Assigned task: Produce a verbatim copy of the data below that contains no pictures.

[Records contained in a dataset]

....

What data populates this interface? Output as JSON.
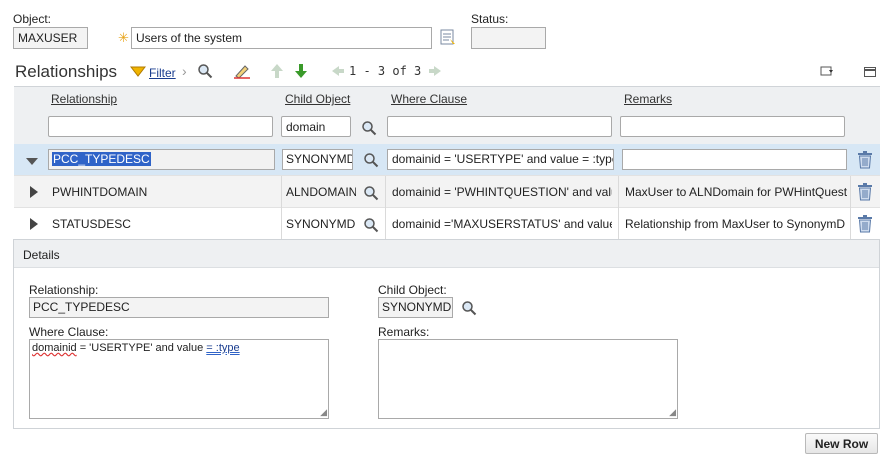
{
  "header": {
    "object_label": "Object:",
    "object_value": "MAXUSER",
    "description_value": "Users of the system",
    "status_label": "Status:",
    "status_value": ""
  },
  "toolbar": {
    "section_title": "Relationships",
    "filter_label": "Filter",
    "pagination": "1 - 3 of 3"
  },
  "table": {
    "columns": [
      "Relationship",
      "Child Object",
      "Where Clause",
      "Remarks"
    ],
    "filters": {
      "relationship": "",
      "child_object": "domain",
      "where_clause": "",
      "remarks": ""
    },
    "rows": [
      {
        "relationship": "PCC_TYPEDESC",
        "child_object": "SYNONYMD",
        "where_clause": "domainid = 'USERTYPE' and value = :type",
        "remarks": "",
        "expanded": true
      },
      {
        "relationship": "PWHINTDOMAIN",
        "child_object": "ALNDOMAIN",
        "where_clause": "domainid = 'PWHINTQUESTION' and value =",
        "remarks": "MaxUser to ALNDomain for PWHintQuestion",
        "expanded": false
      },
      {
        "relationship": "STATUSDESC",
        "child_object": "SYNONYMD",
        "where_clause": "domainid ='MAXUSERSTATUS' and value =",
        "remarks": "Relationship from MaxUser to SynonymDoma",
        "expanded": false
      }
    ]
  },
  "details": {
    "title": "Details",
    "relationship_label": "Relationship:",
    "relationship_value": "PCC_TYPEDESC",
    "child_object_label": "Child Object:",
    "child_object_value": "SYNONYMDC",
    "where_label": "Where Clause:",
    "where_value_part1": "domainid",
    "where_value_part2": " = 'USERTYPE' and value ",
    "where_value_part3": "= :type",
    "remarks_label": "Remarks:",
    "remarks_value": ""
  },
  "footer": {
    "new_row_label": "New Row"
  },
  "colors": {
    "selected_row": "#d7e7f5",
    "header_bg": "#eef0f2",
    "highlight": "#2f63c8",
    "accent_green": "#3a9a2a",
    "required_star": "#e8a317"
  }
}
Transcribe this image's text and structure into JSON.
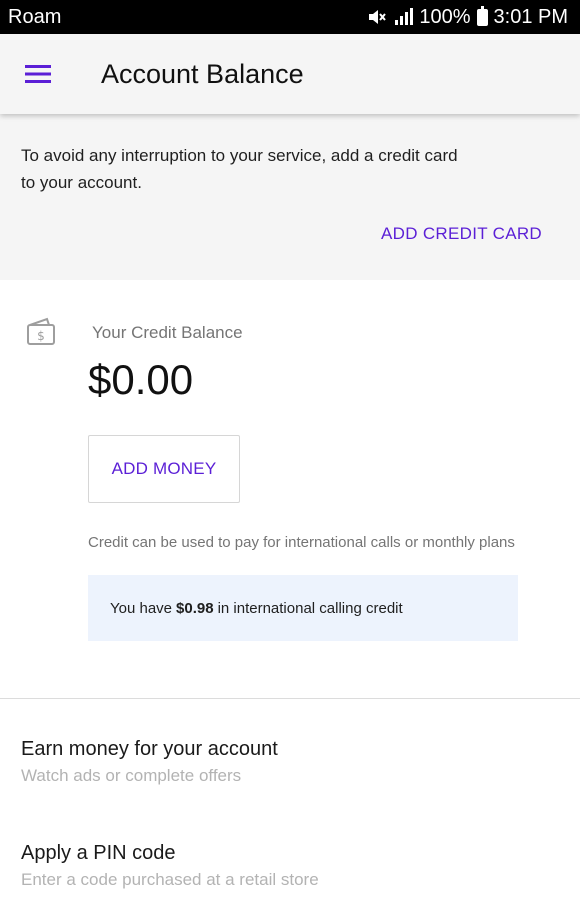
{
  "status_bar": {
    "carrier": "Roam",
    "battery": "100%",
    "time": "3:01 PM"
  },
  "app_bar": {
    "title": "Account Balance",
    "menu_icon": "hamburger-menu-icon"
  },
  "notice": {
    "text": "To avoid any interruption to your service, add a credit card to your account.",
    "action_label": "ADD CREDIT CARD"
  },
  "credit": {
    "icon": "wallet-icon",
    "label": "Your Credit Balance",
    "amount": "$0.00",
    "add_money_label": "ADD MONEY",
    "note": "Credit can be used to pay for international calls or monthly plans",
    "intl": {
      "prefix": "You have",
      "amount": "$0.98",
      "suffix": "in international calling credit"
    }
  },
  "options": [
    {
      "title": "Earn money for your account",
      "subtitle": "Watch ads or complete offers"
    },
    {
      "title": "Apply a PIN code",
      "subtitle": "Enter a code purchased at a retail store"
    }
  ],
  "colors": {
    "accent": "#5b1fd6",
    "banner_bg": "#f5f5f5",
    "info_box_bg": "#edf3fd"
  }
}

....

Exercise response:
What data populates this interface? Output as JSON.
{
  "header": {
    "object_label": "Object:",
    "object_value": "MAXUSER",
    "description_value": "Users of the system",
    "status_label": "Status:",
    "status_value": ""
  },
  "toolbar": {
    "section_title": "Relationships",
    "filter_label": "Filter",
    "pagination": "1 - 3 of 3"
  },
  "table": {
    "columns": [
      "Relationship",
      "Child Object",
      "Where Clause",
      "Remarks"
    ],
    "filters": {
      "relationship": "",
      "child_object": "domain",
      "where_clause": "",
      "remarks": ""
    },
    "rows": [
      {
        "relationship": "PCC_TYPEDESC",
        "child_object": "SYNONYMD",
        "where_clause": "domainid = 'USERTYPE' and value = :type",
        "remarks": "",
        "expanded": true
      },
      {
        "relationship": "PWHINTDOMAIN",
        "child_object": "ALNDOMAIN",
        "where_clause": "domainid = 'PWHINTQUESTION' and value =",
        "remarks": "MaxUser to ALNDomain for PWHintQuestion",
        "expanded": false
      },
      {
        "relationship": "STATUSDESC",
        "child_object": "SYNONYMD",
        "where_clause": "domainid ='MAXUSERSTATUS' and value =",
        "remarks": "Relationship from MaxUser to SynonymDoma",
        "expanded": false
      }
    ]
  },
  "details": {
    "title": "Details",
    "relationship_label": "Relationship:",
    "relationship_value": "PCC_TYPEDESC",
    "child_object_label": "Child Object:",
    "child_object_value": "SYNONYMDC",
    "where_label": "Where Clause:",
    "where_value_part1": "domainid",
    "where_value_part2": " = 'USERTYPE' and value ",
    "where_value_part3": "= :type",
    "remarks_label": "Remarks:",
    "remarks_value": ""
  },
  "footer": {
    "new_row_label": "New Row"
  },
  "colors": {
    "selected_row": "#d7e7f5",
    "header_bg": "#eef0f2",
    "highlight": "#2f63c8",
    "accent_green": "#3a9a2a",
    "required_star": "#e8a317"
  }
}
Transcribe this image's text and structure into JSON.
{
  "status_bar": {
    "carrier": "Roam",
    "battery": "100%",
    "time": "3:01 PM"
  },
  "app_bar": {
    "title": "Account Balance",
    "menu_icon": "hamburger-menu-icon"
  },
  "notice": {
    "text": "To avoid any interruption to your service, add a credit card to your account.",
    "action_label": "ADD CREDIT CARD"
  },
  "credit": {
    "icon": "wallet-icon",
    "label": "Your Credit Balance",
    "amount": "$0.00",
    "add_money_label": "ADD MONEY",
    "note": "Credit can be used to pay for international calls or monthly plans",
    "intl": {
      "prefix": "You have",
      "amount": "$0.98",
      "suffix": "in international calling credit"
    }
  },
  "options": [
    {
      "title": "Earn money for your account",
      "subtitle": "Watch ads or complete offers"
    },
    {
      "title": "Apply a PIN code",
      "subtitle": "Enter a code purchased at a retail store"
    }
  ],
  "colors": {
    "accent": "#5b1fd6",
    "banner_bg": "#f5f5f5",
    "info_box_bg": "#edf3fd"
  }
}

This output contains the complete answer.